TASK TO COMPLETE – I need the number of lines in the listing below that contain "heading", and only that number.

------------------------

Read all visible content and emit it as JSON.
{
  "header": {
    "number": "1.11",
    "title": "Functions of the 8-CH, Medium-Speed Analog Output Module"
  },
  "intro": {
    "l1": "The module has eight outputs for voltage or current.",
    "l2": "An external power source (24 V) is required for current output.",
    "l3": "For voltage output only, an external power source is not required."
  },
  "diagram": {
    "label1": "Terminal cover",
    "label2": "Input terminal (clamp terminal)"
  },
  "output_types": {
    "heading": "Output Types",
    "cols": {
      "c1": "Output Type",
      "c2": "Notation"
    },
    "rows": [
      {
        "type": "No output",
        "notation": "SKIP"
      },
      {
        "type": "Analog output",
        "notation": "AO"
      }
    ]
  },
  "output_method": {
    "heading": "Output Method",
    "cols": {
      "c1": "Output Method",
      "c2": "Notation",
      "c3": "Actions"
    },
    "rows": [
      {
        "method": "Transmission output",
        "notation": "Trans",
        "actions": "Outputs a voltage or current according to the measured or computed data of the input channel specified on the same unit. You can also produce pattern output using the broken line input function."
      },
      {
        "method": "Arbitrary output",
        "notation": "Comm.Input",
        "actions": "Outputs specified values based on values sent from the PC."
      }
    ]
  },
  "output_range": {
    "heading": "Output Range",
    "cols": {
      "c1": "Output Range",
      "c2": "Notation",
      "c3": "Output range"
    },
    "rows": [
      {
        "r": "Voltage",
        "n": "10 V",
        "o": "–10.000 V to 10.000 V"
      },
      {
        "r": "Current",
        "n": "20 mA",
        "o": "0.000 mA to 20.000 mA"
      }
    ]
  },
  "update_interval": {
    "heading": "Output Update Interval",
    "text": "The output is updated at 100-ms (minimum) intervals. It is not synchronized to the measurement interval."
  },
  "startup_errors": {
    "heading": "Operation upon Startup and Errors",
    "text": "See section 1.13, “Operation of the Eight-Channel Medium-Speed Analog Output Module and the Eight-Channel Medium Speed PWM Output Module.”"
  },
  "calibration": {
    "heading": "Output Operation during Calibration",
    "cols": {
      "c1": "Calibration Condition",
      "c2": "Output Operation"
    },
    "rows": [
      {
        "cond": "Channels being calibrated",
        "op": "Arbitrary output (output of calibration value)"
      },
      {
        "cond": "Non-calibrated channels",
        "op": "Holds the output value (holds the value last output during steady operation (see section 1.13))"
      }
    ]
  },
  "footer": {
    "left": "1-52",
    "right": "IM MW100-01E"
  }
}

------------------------

ANSWER SECTION – 6